Presentation

My research is positioned within the design and use of context-aware applications. These applications can be characterized as adapting their behavior to relevant changes in the environment they are in, and the human agents that are using them. This makes my research largely focused on actual use patterns in real life situations, i.e. to ensure that someone's life is enriched in a deeply meaningful way by the technology that is developed. I am in particular interested in understanding this so called mediating role that context-aware applications may have for our lives - professionally, as well as in private. How is our perception of - and experiences in - the world affected by the introduction of context-aware technology?

I conduct this research using exploratory action research, i.e. a research method that I developed in my PhD work that is rooted in explorative design and iterative development.
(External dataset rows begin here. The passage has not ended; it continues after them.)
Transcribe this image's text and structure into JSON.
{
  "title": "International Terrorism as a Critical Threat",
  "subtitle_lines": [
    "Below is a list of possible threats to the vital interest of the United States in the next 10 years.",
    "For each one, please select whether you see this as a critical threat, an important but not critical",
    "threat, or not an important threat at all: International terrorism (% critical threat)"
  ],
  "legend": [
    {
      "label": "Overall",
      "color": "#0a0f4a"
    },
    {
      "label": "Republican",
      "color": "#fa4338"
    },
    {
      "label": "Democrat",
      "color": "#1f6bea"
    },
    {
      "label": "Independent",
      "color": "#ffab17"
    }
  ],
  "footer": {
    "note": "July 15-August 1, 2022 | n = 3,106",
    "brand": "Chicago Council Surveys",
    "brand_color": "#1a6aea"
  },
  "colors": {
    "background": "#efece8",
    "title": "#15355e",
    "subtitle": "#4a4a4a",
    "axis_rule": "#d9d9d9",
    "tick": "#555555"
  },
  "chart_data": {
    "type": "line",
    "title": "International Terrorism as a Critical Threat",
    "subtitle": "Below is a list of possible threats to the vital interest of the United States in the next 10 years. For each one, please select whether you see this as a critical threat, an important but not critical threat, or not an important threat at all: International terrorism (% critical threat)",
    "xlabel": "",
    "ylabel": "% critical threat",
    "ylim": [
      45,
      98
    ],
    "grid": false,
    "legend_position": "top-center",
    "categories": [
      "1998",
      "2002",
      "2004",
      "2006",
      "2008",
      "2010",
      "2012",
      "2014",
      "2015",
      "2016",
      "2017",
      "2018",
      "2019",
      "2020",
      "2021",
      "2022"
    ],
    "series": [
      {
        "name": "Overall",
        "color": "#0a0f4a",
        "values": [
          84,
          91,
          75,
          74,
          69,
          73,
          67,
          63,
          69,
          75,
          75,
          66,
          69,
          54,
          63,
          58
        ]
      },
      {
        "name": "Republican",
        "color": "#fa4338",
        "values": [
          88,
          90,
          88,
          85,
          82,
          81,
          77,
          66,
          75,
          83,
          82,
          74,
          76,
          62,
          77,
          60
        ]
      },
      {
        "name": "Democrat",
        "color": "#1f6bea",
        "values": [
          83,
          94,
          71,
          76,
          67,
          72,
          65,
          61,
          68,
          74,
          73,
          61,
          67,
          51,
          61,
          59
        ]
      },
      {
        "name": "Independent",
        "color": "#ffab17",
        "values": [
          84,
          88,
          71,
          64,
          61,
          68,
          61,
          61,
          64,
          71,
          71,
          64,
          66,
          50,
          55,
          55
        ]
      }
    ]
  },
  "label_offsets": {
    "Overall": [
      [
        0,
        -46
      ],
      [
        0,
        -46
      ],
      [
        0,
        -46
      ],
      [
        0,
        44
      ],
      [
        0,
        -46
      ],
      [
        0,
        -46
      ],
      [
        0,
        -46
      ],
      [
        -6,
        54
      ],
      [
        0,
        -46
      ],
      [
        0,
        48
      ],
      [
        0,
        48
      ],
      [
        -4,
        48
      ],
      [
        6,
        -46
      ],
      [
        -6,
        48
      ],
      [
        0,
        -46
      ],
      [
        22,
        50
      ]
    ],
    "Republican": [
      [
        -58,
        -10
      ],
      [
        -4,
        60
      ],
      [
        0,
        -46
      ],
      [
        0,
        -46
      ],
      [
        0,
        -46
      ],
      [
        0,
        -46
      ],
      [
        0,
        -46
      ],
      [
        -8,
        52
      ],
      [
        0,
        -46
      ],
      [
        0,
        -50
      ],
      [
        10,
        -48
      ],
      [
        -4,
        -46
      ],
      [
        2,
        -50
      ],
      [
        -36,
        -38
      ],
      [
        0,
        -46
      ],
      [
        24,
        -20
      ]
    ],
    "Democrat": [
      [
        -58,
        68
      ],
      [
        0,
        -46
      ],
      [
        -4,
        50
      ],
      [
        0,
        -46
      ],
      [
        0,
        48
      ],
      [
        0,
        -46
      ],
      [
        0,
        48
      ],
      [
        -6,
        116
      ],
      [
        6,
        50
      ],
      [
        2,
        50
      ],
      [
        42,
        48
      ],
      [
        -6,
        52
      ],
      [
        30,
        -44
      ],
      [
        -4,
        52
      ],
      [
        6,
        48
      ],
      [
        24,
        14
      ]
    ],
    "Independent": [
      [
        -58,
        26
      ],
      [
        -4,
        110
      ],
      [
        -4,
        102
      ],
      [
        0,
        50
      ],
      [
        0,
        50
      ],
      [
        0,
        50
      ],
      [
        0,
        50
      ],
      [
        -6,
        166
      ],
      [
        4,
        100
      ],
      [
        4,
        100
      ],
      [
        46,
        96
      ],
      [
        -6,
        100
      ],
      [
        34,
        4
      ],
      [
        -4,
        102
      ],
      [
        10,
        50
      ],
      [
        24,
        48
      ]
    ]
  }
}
Innovative technology may therefore be developed and assessed in close collaboration with industry and end users in a way that is informed by the latest ways of working within agile methods, such as Lean software development and Scrum.

For consumers today, two strong examples where mediating (and context-aware) technology play a central role are the automotive industry and game industry. A modern car is largely defined by the network of sensors, electronics, and digital systems that today actively helps while driving (supplying increased safety as well as convenience), at the same time as the car provides drivers and passengers with contextually relevant information and entertainment services. The game industry have the last few years gone from a focus on stationary single-player games to increasingly social games, where physical interaction with the games as well as other players through sensor-based controllers are at the center of innovation, such as special dance floors, guitars, and drums (e.g. Dance Dance Revolution, and Rock Band) as well as cameras and sensors that monitor physical movements of the body (e.g. Microsoft Kinect, and Oculus Rift).

We can also see a strong trend of growing technology support for improving the efficiency while training (e.g. apps like RunKeeper, Strava, and wearable devices like smart watches and bracelets). We furthermore see similar development for general well-being through social services such as Foursquare, Foodspotting, and Untappd, where focus lies on sharing geographically relevant information to others, as well as services for personal stress management, sleep tracking and chronic health conditions. Finally, the long heralded technology for smart houses is today - thanks to reduced prices and improved performance of sensors and networks - in a position to become more widely diffused. This may lead to new services for convenience as well as for a more energy and environmentally conscious lifestyle.